To put it mildly, we have a clear demonstration of a new normal at work here. If credit had been this muted several years ago, it is very unlikely that rates would have risen. But Stevens is not Macfarlane and he seems determined to prevent inflation getting a foothold.

As a corollary, Stevens also seems to be taking seriously the risk that Australians will go on a new borrowing binge with their surging income, blowing out the current account, and increasing further Australia's international debt addiction. The above chart says it all. Stevens is raising rates into a shrinking trend in real household disposable income.

This blog can only applaud the effort.

However, there are going ton be casualties. Retailers beware. Krispy Kreme won't be the last to be squashed under Stevens' heavy boot.

As for the housing market, we're definitely headed into 2003/4 at best.

And then there's the dollar, which will only stay stronger for longer.

On the banks, jeez, it's damn the lifeboats. They seem to have calculated that they're already so unpopular that it just doesn't matter what they do any more. Surely this is the final proof, if any were needed, of failing competition.

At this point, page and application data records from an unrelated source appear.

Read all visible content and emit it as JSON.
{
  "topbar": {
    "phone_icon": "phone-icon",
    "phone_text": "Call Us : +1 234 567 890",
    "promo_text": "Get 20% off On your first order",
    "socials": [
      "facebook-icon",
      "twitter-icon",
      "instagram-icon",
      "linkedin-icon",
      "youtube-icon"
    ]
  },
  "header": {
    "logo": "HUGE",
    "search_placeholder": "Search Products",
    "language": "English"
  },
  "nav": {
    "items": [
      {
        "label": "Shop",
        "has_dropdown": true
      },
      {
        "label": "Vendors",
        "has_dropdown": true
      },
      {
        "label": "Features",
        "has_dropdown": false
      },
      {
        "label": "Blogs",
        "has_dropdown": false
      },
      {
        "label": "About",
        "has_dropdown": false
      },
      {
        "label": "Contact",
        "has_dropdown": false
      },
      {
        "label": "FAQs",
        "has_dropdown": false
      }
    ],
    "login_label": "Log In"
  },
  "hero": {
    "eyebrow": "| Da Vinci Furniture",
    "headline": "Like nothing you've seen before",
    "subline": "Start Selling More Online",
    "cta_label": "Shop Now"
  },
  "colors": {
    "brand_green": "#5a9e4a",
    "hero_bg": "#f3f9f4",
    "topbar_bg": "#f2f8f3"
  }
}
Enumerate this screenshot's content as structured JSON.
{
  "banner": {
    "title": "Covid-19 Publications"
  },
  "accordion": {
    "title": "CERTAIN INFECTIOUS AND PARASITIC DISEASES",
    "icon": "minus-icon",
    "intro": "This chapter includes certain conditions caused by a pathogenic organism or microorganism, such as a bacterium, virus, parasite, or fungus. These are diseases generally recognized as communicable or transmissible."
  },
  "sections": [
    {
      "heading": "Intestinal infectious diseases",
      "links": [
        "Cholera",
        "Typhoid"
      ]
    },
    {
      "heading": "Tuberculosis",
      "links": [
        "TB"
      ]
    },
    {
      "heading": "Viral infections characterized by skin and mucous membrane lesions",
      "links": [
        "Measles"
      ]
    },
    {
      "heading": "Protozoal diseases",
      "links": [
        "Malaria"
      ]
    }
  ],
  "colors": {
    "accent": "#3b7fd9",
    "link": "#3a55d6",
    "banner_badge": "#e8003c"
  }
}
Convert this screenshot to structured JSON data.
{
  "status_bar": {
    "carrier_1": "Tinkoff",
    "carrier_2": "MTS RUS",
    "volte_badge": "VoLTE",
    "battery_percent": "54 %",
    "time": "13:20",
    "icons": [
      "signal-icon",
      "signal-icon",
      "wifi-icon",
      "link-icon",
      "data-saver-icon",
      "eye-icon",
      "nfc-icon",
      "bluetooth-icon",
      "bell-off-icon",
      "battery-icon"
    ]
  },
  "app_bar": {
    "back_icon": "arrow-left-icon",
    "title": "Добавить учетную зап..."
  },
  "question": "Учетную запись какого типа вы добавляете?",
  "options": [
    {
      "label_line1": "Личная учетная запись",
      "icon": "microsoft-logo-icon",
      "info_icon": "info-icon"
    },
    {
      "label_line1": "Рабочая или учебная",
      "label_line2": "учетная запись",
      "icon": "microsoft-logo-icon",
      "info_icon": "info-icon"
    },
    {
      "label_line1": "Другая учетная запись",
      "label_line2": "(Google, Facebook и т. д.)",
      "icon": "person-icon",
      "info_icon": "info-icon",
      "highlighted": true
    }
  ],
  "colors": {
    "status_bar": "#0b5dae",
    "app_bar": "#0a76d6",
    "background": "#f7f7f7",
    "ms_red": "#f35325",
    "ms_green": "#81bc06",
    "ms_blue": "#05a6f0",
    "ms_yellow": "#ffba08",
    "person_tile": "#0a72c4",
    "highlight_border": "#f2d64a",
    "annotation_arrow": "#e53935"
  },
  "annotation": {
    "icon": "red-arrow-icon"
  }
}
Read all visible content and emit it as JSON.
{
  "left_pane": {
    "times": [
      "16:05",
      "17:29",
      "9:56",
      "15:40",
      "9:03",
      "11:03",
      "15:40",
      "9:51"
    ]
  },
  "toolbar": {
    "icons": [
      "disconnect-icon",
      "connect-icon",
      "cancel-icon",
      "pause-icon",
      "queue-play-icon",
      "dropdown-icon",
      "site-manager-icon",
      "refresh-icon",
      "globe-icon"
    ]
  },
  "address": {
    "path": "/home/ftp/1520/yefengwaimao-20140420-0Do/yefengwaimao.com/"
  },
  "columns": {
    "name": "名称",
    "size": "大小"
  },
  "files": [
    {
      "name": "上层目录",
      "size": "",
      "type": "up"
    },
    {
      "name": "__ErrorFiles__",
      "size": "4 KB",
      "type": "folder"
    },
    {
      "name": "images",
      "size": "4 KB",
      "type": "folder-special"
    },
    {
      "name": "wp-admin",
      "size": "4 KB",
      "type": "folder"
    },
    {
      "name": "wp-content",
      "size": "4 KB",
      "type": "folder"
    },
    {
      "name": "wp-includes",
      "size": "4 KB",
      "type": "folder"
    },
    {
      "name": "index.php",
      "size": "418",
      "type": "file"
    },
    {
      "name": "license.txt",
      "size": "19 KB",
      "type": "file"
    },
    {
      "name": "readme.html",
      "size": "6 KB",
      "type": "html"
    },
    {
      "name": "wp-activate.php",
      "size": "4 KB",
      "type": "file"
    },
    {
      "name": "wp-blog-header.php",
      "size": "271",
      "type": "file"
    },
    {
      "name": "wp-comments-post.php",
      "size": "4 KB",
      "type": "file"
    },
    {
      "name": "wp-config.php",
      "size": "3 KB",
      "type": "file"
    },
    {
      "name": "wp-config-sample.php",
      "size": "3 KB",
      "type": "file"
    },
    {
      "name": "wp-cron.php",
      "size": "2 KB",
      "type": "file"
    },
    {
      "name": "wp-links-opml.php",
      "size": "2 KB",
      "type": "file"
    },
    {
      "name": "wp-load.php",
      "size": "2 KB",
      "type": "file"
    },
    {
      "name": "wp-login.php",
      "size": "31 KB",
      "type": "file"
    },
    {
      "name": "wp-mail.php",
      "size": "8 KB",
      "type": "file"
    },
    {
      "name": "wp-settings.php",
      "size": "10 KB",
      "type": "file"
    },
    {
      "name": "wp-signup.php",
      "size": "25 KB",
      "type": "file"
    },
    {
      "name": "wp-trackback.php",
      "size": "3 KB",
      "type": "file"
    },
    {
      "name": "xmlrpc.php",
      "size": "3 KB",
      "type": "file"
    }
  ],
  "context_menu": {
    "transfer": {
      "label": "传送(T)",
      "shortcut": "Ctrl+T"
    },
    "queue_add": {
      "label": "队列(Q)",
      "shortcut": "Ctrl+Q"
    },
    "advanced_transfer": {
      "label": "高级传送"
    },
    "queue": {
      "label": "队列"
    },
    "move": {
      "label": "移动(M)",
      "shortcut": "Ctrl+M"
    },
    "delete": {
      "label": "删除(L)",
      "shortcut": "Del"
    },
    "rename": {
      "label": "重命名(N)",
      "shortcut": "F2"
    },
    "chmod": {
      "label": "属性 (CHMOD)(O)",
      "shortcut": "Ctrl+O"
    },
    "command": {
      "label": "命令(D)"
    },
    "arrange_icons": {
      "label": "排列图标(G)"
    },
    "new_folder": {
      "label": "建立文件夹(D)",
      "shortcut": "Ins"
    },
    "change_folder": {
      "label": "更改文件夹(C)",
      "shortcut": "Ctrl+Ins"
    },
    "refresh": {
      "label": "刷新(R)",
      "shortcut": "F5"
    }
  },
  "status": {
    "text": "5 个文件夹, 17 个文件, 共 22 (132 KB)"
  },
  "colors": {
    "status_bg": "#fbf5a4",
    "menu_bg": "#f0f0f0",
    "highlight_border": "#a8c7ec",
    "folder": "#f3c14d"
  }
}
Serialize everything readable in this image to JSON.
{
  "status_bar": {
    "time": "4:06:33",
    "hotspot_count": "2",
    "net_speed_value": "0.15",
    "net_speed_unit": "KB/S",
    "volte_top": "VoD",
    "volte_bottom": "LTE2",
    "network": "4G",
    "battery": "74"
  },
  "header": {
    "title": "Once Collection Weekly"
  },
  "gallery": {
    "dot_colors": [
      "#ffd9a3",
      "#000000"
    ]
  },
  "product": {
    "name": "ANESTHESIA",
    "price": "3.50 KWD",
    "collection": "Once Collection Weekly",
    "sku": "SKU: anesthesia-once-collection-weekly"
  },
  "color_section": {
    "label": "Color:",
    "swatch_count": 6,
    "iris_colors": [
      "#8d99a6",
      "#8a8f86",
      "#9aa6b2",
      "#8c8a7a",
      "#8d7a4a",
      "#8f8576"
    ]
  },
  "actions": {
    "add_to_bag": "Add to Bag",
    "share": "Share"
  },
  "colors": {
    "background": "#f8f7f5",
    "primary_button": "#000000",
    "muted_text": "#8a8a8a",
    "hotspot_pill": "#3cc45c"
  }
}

They have just flipped the biggest bird at the Australian parliament since BHP, Rio and Xstrata negotiated their own tax rates in the Cabinet Office.

But in one sense, at least, it's really quite clever. By raising rates again they have ensured the coming war from Canberra will be focussed entirely on the consumer. They know there is no way interest rates will be regulated so their worst case outcome in these terms is some new competition from subsidised securitisers or Aussie Post. That can only boost the great ponzi to which they are hostage.

The real threat to bank earnings, addressing their offshore borrowing habit or seriously discussing fair dinkum capital reserve levels, will be completely forgotten.

4 comments:

Anonymous said...

Might be worth comparing the amount they raise their home loan rates with the amount they raise their term deposit rates, over time. This should tell us something about how hard pressed they are for money.

Anonymous said...

I'm happy about the rate rise. Hopefully it doesn't tighten the screws too much on family budgets.

But the Banks' reaction seems dubious - well, the claim of high overseas borrowing costs seems dubious.

Undoubtedly they are working the classic "borrow short & lend long" dictum, but rates for borrowing short?? - The US is effectively giving money away free at the moment, and for the near future. Aus is among the strongest of the western economies, which should translate to lower risk, therefore lower interest.

On top of that, Aus has this marvellous pool of savings looking for solid investments, called Super.

So who is soaping who?

The Lorax said...

RE Term deposits: I can now get 7% at call so I'm looking forward to getting 7.25% sometime later this month. To get that in a TD now I'd be looking at a 5 year term. Weird.

Ok, so there are gotchas with all these online accounts, but if you're careful you can get better returns and still have access to your funds without penalty.

Luke Garratt said...

Lorax: That 7% account sounds good until you read the fine print.

Max $500 opening deposit, and maximum $500 deposit per MONTH. You'd be better off with a 6month TD around 6.2%, or if you don't have an ING account, their intro variable rate is 6.25% for the first 4 months

Back on topic, another good post David.